and even if there is a failure on your part, He will bring you back around and say – we’re going to learn this lesson before we move on.
Now that’s part of what I want you to see
so Paul is saying as I go through this and everybody says
-it’s a failure
-it’s a failure
-it’s a failure
he says – Listen God is the one who’s the Agent over my life.
- back seat
- through it
- God is all over it
- it’s a failure
Run With It
As I listened to this interesting, unique, and applicative analogy, I said, “Run with it!” “Don’t leave the other clear and potent analogies on the table!” “There’s money there!”
Even though it may be argued that many members of the audience will pick up on the elements of the original illustration and catch their spiritual application, there still will be . . . .
√ those who will not make the flip from the natural to the spiritual
√ many-to-most who have not given the time to thoughtfully carry over the natural to the spiritual (because the message rolls on)
If the speaker does not in some way highlight the “natural-to-spiritual analogies,” they may well be lost to the audience, and at least lessened in their effective potential.
Notice all the compelling or weighty words within the analogy which capture some of the great truths about God bring people through trials.
- control (do you have control over this)
- override (override the student pilot)
- step in
- situation going bad
- mistakes to a point
- damage the aircraft
- hurt ourselves
- to low
- back seat – behind (got his hand on this)
- pickup airspeed
- throughout the pattern
- outright control
- circle around second time – try again (God has taken you around second time)
- safely away
- time critical
- control input
- push the stick forward (holding it back)
Brunson grabs about five key concepts found within the flight trainer’s words.
Don’t misunderstand me — I know that it could be said that Brunson did what he planned to accomplish with his illustrative analogy.
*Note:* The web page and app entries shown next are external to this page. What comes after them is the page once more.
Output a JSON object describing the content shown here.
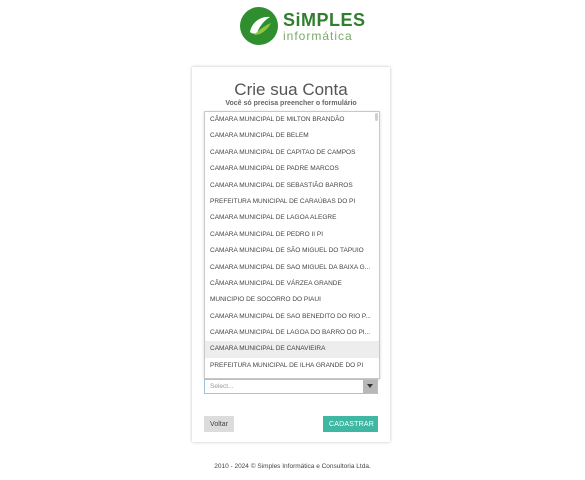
{
  "logo": {
    "brand": "SiMPLES",
    "sub": "informática"
  },
  "form": {
    "title": "Crie sua Conta",
    "subtitle": "Você só precisa preencher o formulário",
    "select_placeholder": "Select...",
    "options": [
      "CÂMARA MUNICIPAL DE MILTON BRANDÃO",
      "CAMARA MUNICIPAL DE BELEM",
      "CAMARA MUNICIPAL DE CAPITAO DE CAMPOS",
      "CAMARA MUNICIPAL DE PADRE MARCOS",
      "CAMARA MUNICIPAL DE SEBASTIÃO BARROS",
      "PREFEITURA MUNICIPAL DE CARAÚBAS DO PI",
      "CAMARA MUNICIPAL DE LAGOA ALEGRE",
      "CAMARA MUNICIPAL DE PEDRO II PI",
      "CAMARA MUNICIPAL DE SÃO MIGUEL DO TAPUIO",
      "CAMARA MUNICIPAL DE SAO MIGUEL DA BAIXA G...",
      "CÂMARA MUNICIPAL DE VÁRZEA GRANDE",
      "MUNICIPIO DE SOCORRO DO PIAUI",
      "CAMARA MUNICIPAL DE SAO BENEDITO DO RIO P...",
      "CAMARA MUNICIPAL DE LAGOA DO BARRO DO PI...",
      "CAMARA MUNICIPAL DE CANAVIEIRA",
      "PREFEITURA MUNICIPAL DE ILHA GRANDE DO PI"
    ],
    "hovered_option_index": 14,
    "back_label": "Voltar",
    "submit_label": "CADASTRAR"
  },
  "footer": {
    "text": "2010 - 2024 © Simples Informática e Consultoria Ltda."
  },
  "colors": {
    "brand_green": "#2f8f2f",
    "submit_teal": "#3fb7a3"
  }
}
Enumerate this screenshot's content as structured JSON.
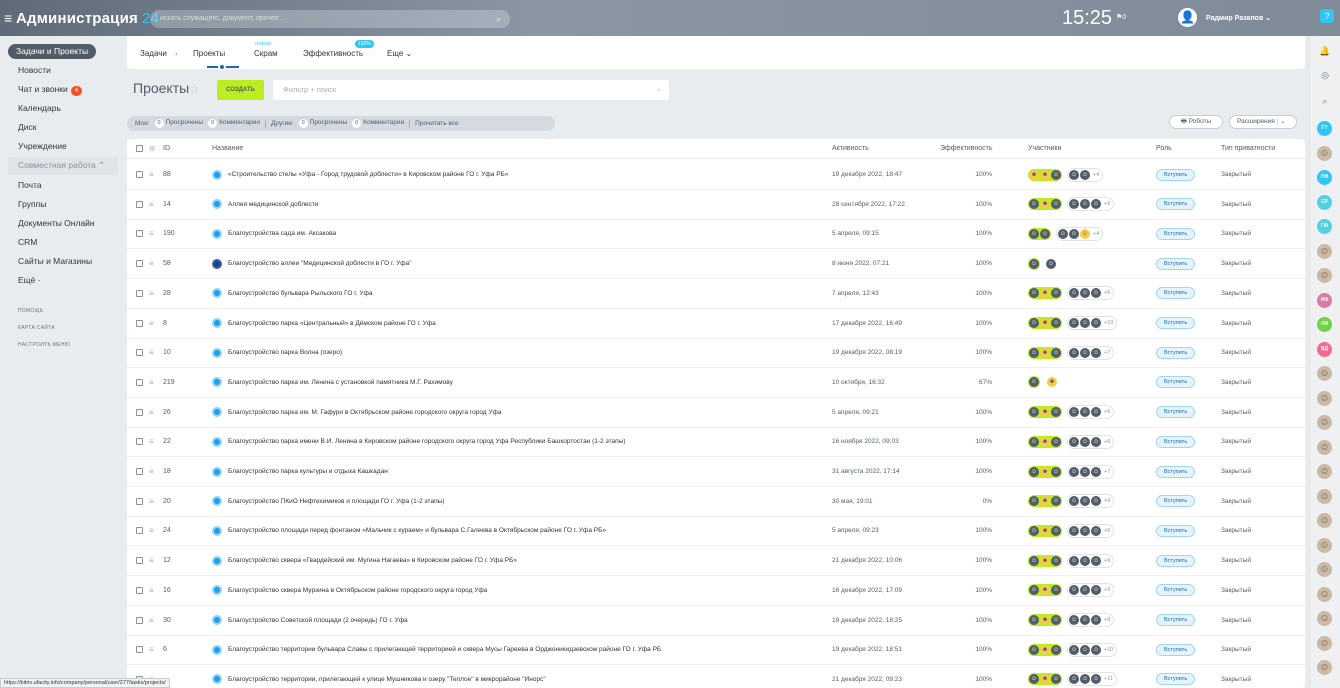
{
  "app": {
    "title": "Администрация",
    "title_suffix": "24",
    "search_placeholder": "искать служащего, документ, прочее...",
    "time": "15:25",
    "flag": "⚑0",
    "user": "Радмир Разапов",
    "help": "?"
  },
  "nav": {
    "items": [
      {
        "label": "Задачи и Проекты",
        "active": true
      },
      {
        "label": "Новости"
      },
      {
        "label": "Чат и звонки",
        "badge": "4"
      },
      {
        "label": "Календарь"
      },
      {
        "label": "Диск"
      },
      {
        "label": "Учреждение"
      }
    ],
    "group_label": "Совместная работа ⌃",
    "group_items": [
      "Почта",
      "Группы",
      "Документы Онлайн",
      "CRM",
      "Сайты и Магазины",
      "Ещё ·"
    ],
    "small": [
      "ПОМОЩЬ",
      "КАРТА САЙТА",
      "НАСТРОИТЬ МЕНЮ"
    ]
  },
  "tabs": {
    "tasks": "Задачи",
    "arrow": "›",
    "projects": "Проекты",
    "scrum": "Скрам",
    "scrum_new": "НОВОЕ",
    "efficiency": "Эффективность",
    "efficiency_pct": "100%",
    "more": "Еще ⌄"
  },
  "toolbar": {
    "title": "Проекты",
    "star": "☆",
    "create": "СОЗДАТЬ",
    "filter_placeholder": "Фильтр + поиск",
    "robots": "Роботы",
    "extensions": "Расширения"
  },
  "counters": {
    "mine": "Мои:",
    "c1": "0",
    "overdue": "Просрочены",
    "c2": "0",
    "comments": "Комментарии",
    "others": "Другие:",
    "c3": "0",
    "overdue2": "Просрочены",
    "c4": "0",
    "comments2": "Комментарии",
    "read_all": "Прочитать все"
  },
  "columns": {
    "id": "ID",
    "name": "Название",
    "activity": "Активность",
    "efficiency": "Эффективность",
    "members": "Участники",
    "role": "Роль",
    "privacy": "Тип приватности"
  },
  "rows": [
    {
      "id": "88",
      "name": "«Строительство стелы «Уфа - Город трудовой доблести» в Кировском районе ГО г. Уфа РБ»",
      "activity": "19 декабря 2022, 18:47",
      "eff": "100%",
      "more": "+4",
      "role": "Вступить",
      "privacy": "Закрытый"
    },
    {
      "id": "14",
      "name": "Аллея медицинской доблести",
      "activity": "28 сентября 2022, 17:22",
      "eff": "100%",
      "more": "+9",
      "role": "Вступить",
      "privacy": "Закрытый"
    },
    {
      "id": "190",
      "name": "Благоустройства сада им. Аксакова",
      "activity": "5 апреля, 09:15",
      "eff": "100%",
      "more": "+4",
      "role": "Вступить",
      "privacy": "Закрытый"
    },
    {
      "id": "58",
      "name": "Благоустройство аллеи \"Медицинской доблести в ГО г. Уфа\"",
      "activity": "8 июня 2022, 07:21",
      "eff": "100%",
      "more": "",
      "role": "Вступить",
      "privacy": "Закрытый"
    },
    {
      "id": "28",
      "name": "Благоустройство бульвара Рыльского ГО г. Уфа",
      "activity": "7 апреля, 12:43",
      "eff": "100%",
      "more": "+6",
      "role": "Вступить",
      "privacy": "Закрытый"
    },
    {
      "id": "8",
      "name": "Благоустройство парка «Центральный» в Дёмском районе ГО г. Уфа",
      "activity": "17 декабря 2022, 16:49",
      "eff": "100%",
      "more": "+10",
      "role": "Вступить",
      "privacy": "Закрытый"
    },
    {
      "id": "10",
      "name": "Благоустройство парка Волна (озеро)",
      "activity": "19 декабря 2022, 08:19",
      "eff": "100%",
      "more": "+7",
      "role": "Вступить",
      "privacy": "Закрытый"
    },
    {
      "id": "219",
      "name": "Благоустройство парка им. Ленина с установкой памятника М.Г. Рахимову",
      "activity": "10 октября, 16:32",
      "eff": "67%",
      "more": "",
      "role": "Вступить",
      "privacy": "Закрытый"
    },
    {
      "id": "26",
      "name": "Благоустройство парка им. М. Гафури в Октябрьском районе городского округа город Уфа",
      "activity": "5 апреля, 09:21",
      "eff": "100%",
      "more": "+6",
      "role": "Вступить",
      "privacy": "Закрытый"
    },
    {
      "id": "22",
      "name": "Благоустройство парка имени В.И. Ленина в Кировском районе городского округа город Уфа Республики Башкортостан (1-2 этапы)",
      "activity": "16 ноября 2022, 09:03",
      "eff": "100%",
      "more": "+6",
      "role": "Вступить",
      "privacy": "Закрытый"
    },
    {
      "id": "18",
      "name": "Благоустройство парка культуры и отдыха Кашкадан",
      "activity": "31 августа 2022, 17:14",
      "eff": "100%",
      "more": "+7",
      "role": "Вступить",
      "privacy": "Закрытый"
    },
    {
      "id": "20",
      "name": "Благоустройство ПКиО Нефтехимиков и площади ГО г. Уфа (1-2 этапы)",
      "activity": "30 мая, 19:01",
      "eff": "0%",
      "more": "+9",
      "role": "Вступить",
      "privacy": "Закрытый"
    },
    {
      "id": "24",
      "name": "Благоустройство площади перед фонтаном «Мальчик с кураем» и бульвара С.Галеева в Октябрьском районе ГО г. Уфа РБ»",
      "activity": "5 апреля, 09:23",
      "eff": "100%",
      "more": "+6",
      "role": "Вступить",
      "privacy": "Закрытый"
    },
    {
      "id": "12",
      "name": "Благоустройство сквера «Гвардейский им. Мугина Нагаева» в Кировском районе ГО г. Уфа РБ»",
      "activity": "21 декабря 2022, 10:06",
      "eff": "100%",
      "more": "+9",
      "role": "Вступить",
      "privacy": "Закрытый"
    },
    {
      "id": "16",
      "name": "Благоустройство сквера Мурзина в Октябрьском районе городского округа город Уфа",
      "activity": "16 декабря 2022, 17:09",
      "eff": "100%",
      "more": "+9",
      "role": "Вступить",
      "privacy": "Закрытый"
    },
    {
      "id": "30",
      "name": "Благоустройство Советской площади (2 очередь) ГО г. Уфа",
      "activity": "19 декабря 2022, 18:25",
      "eff": "100%",
      "more": "+8",
      "role": "Вступить",
      "privacy": "Закрытый"
    },
    {
      "id": "6",
      "name": "Благоустройство территории бульвара Славы с прилегающей территорией и сквера Мусы Гареева в Орджоникидзевском районе ГО г. Уфа РБ",
      "activity": "19 декабря 2022, 18:51",
      "eff": "100%",
      "more": "+10",
      "role": "Вступить",
      "privacy": "Закрытый"
    },
    {
      "id": "",
      "name": "Благоустройство территории, прилегающей к улице Мушникова и озеру \"Теплое\" в микрорайоне \"Инорс\"",
      "activity": "21 декабря 2022, 09:23",
      "eff": "100%",
      "more": "+11",
      "role": "Вступить",
      "privacy": "Закрытый"
    }
  ],
  "rightbar": {
    "avatars": [
      "ГТ",
      "ЛФ",
      "СР",
      "ГФ",
      "ИФ",
      "ЛИ",
      "ВД"
    ]
  },
  "status_url": "https://bitrix.ufacity.info/company/personal/user/277/tasks/projects/"
}
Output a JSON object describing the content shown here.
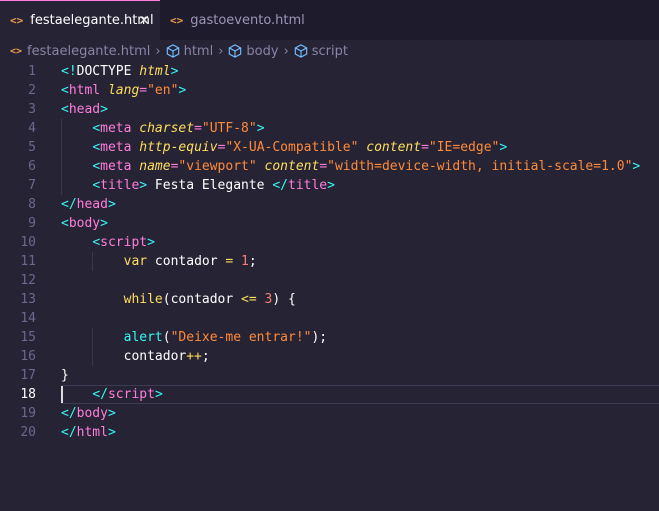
{
  "tabs": [
    {
      "icon": "<>",
      "label": "festaelegante.html",
      "active": true,
      "close": "✕"
    },
    {
      "icon": "<>",
      "label": "gastoevento.html",
      "active": false
    }
  ],
  "breadcrumb": {
    "file": "festaelegante.html",
    "items": [
      "html",
      "body",
      "script"
    ],
    "separator": "›"
  },
  "editor": {
    "current_line": 18,
    "lines": [
      {
        "n": "1",
        "tokens": [
          [
            "br",
            "<!"
          ],
          [
            "txt",
            "DOCTYPE "
          ],
          [
            "doc",
            "html"
          ],
          [
            "br",
            ">"
          ]
        ]
      },
      {
        "n": "2",
        "tokens": [
          [
            "br",
            "<"
          ],
          [
            "tag",
            "html"
          ],
          [
            "txt",
            " "
          ],
          [
            "attr",
            "lang"
          ],
          [
            "eq",
            "="
          ],
          [
            "str",
            "\"en\""
          ],
          [
            "br",
            ">"
          ]
        ]
      },
      {
        "n": "3",
        "tokens": [
          [
            "br",
            "<"
          ],
          [
            "tag",
            "head"
          ],
          [
            "br",
            ">"
          ]
        ]
      },
      {
        "n": "4",
        "tokens": [
          [
            "txt",
            "    "
          ],
          [
            "br",
            "<"
          ],
          [
            "tag",
            "meta"
          ],
          [
            "txt",
            " "
          ],
          [
            "attr",
            "charset"
          ],
          [
            "eq",
            "="
          ],
          [
            "str",
            "\"UTF-8\""
          ],
          [
            "br",
            ">"
          ]
        ]
      },
      {
        "n": "5",
        "tokens": [
          [
            "txt",
            "    "
          ],
          [
            "br",
            "<"
          ],
          [
            "tag",
            "meta"
          ],
          [
            "txt",
            " "
          ],
          [
            "attr",
            "http-equiv"
          ],
          [
            "eq",
            "="
          ],
          [
            "str",
            "\"X-UA-Compatible\""
          ],
          [
            "txt",
            " "
          ],
          [
            "attr",
            "content"
          ],
          [
            "eq",
            "="
          ],
          [
            "str",
            "\"IE=edge\""
          ],
          [
            "br",
            ">"
          ]
        ]
      },
      {
        "n": "6",
        "tokens": [
          [
            "txt",
            "    "
          ],
          [
            "br",
            "<"
          ],
          [
            "tag",
            "meta"
          ],
          [
            "txt",
            " "
          ],
          [
            "attr",
            "name"
          ],
          [
            "eq",
            "="
          ],
          [
            "str",
            "\"viewport\""
          ],
          [
            "txt",
            " "
          ],
          [
            "attr",
            "content"
          ],
          [
            "eq",
            "="
          ],
          [
            "str",
            "\"width=device-width, initial-scale=1.0\""
          ],
          [
            "br",
            ">"
          ]
        ]
      },
      {
        "n": "7",
        "tokens": [
          [
            "txt",
            "    "
          ],
          [
            "br",
            "<"
          ],
          [
            "tag",
            "title"
          ],
          [
            "br",
            ">"
          ],
          [
            "txt",
            " Festa Elegante "
          ],
          [
            "br",
            "</"
          ],
          [
            "tag",
            "title"
          ],
          [
            "br",
            ">"
          ]
        ]
      },
      {
        "n": "8",
        "tokens": [
          [
            "br",
            "</"
          ],
          [
            "tag",
            "head"
          ],
          [
            "br",
            ">"
          ]
        ]
      },
      {
        "n": "9",
        "tokens": [
          [
            "br",
            "<"
          ],
          [
            "tag",
            "body"
          ],
          [
            "br",
            ">"
          ]
        ]
      },
      {
        "n": "10",
        "tokens": [
          [
            "txt",
            "    "
          ],
          [
            "br",
            "<"
          ],
          [
            "tag",
            "script"
          ],
          [
            "br",
            ">"
          ]
        ]
      },
      {
        "n": "11",
        "tokens": [
          [
            "txt",
            "        "
          ],
          [
            "kw",
            "var"
          ],
          [
            "txt",
            " contador "
          ],
          [
            "op",
            "="
          ],
          [
            "txt",
            " "
          ],
          [
            "num",
            "1"
          ],
          [
            "txt",
            ";"
          ]
        ]
      },
      {
        "n": "12",
        "tokens": []
      },
      {
        "n": "13",
        "tokens": [
          [
            "txt",
            "        "
          ],
          [
            "kw",
            "while"
          ],
          [
            "txt",
            "(contador "
          ],
          [
            "op",
            "<="
          ],
          [
            "txt",
            " "
          ],
          [
            "num",
            "3"
          ],
          [
            "txt",
            ") {"
          ]
        ]
      },
      {
        "n": "14",
        "tokens": []
      },
      {
        "n": "15",
        "tokens": [
          [
            "txt",
            "        "
          ],
          [
            "fn",
            "alert"
          ],
          [
            "txt",
            "("
          ],
          [
            "str",
            "\"Deixe-me entrar!\""
          ],
          [
            "txt",
            ");"
          ]
        ]
      },
      {
        "n": "16",
        "tokens": [
          [
            "txt",
            "        contador"
          ],
          [
            "op",
            "++"
          ],
          [
            "txt",
            ";"
          ]
        ]
      },
      {
        "n": "17",
        "tokens": [
          [
            "txt",
            "}"
          ]
        ]
      },
      {
        "n": "18",
        "tokens": [
          [
            "txt",
            "    "
          ],
          [
            "br",
            "</"
          ],
          [
            "tag",
            "script"
          ],
          [
            "br",
            ">"
          ]
        ]
      },
      {
        "n": "19",
        "tokens": [
          [
            "br",
            "</"
          ],
          [
            "tag",
            "body"
          ],
          [
            "br",
            ">"
          ]
        ]
      },
      {
        "n": "20",
        "tokens": [
          [
            "br",
            "</"
          ],
          [
            "tag",
            "html"
          ],
          [
            "br",
            ">"
          ]
        ]
      }
    ]
  },
  "colors": {
    "background": "#262335",
    "tabbar": "#1e1b2c",
    "tag": "#ff7edb",
    "bracket": "#36f9f6",
    "attribute": "#fede5d",
    "string": "#ff8b39",
    "number": "#f97e72",
    "text": "#ffffff"
  }
}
It worked. It was sufficient. He made the points he wanted to make. — Perhaps? Perhaps sufficient?
Nevertheless, as you listened to this analogy, did you not think beyond the parts Bruson used and run with it further in your mind?
Do not we as speakers usually wish we had run with it a little further than we did, and/or run with it further when we have a second opportunity to use it at a different time or occasion?
— Just saying! —
— There may be some good money left on that table! —
*With a quotation, there can be some money left on the table if you do not give some information about the person who made that quote. Sometimes, a brief understanding of the person who made that quote drives the strength of the quotation. Brunson illustrates this near the end of his message as well @29:01 minute mark – Herbert Swope
**If you would like to use this illustration, pull out the actual words of the training pilot, Lt. Aaron Davis. Copy and paste and then cite his actual words of explanation, of what it is to train a pilot to land on an aircraft carrier.
“I let them work within certain boundaries.
If they try to break those boundaries, I step in.
I already know what parameters I should be seeing throughout the pattern.
I already know what parameters I should be seeing throughout the pattern and am trained to recognize the situation going bad.
I will let them make mistakes to a point.
I will usually make a verbal input if they are starting to get slow.
get too slow as long as it is still safe if they don’t make the correction and continue to get slow or low in the pattern then I would make a control input – either help them push the stick forward – to pick up airspeed
or come on to the throttle to add power to keep us from getting any lower – and doing a landing profile.
If it is time critical – meaning we’re going to damage the aircraft or hurt ourselves – if I let them continue – then I will outright take control from them and fly the aircraft safely away – circle around and let them try again.
I will fly them through their failure – circle them around because hopefully they have learned something.” — Aaron Davis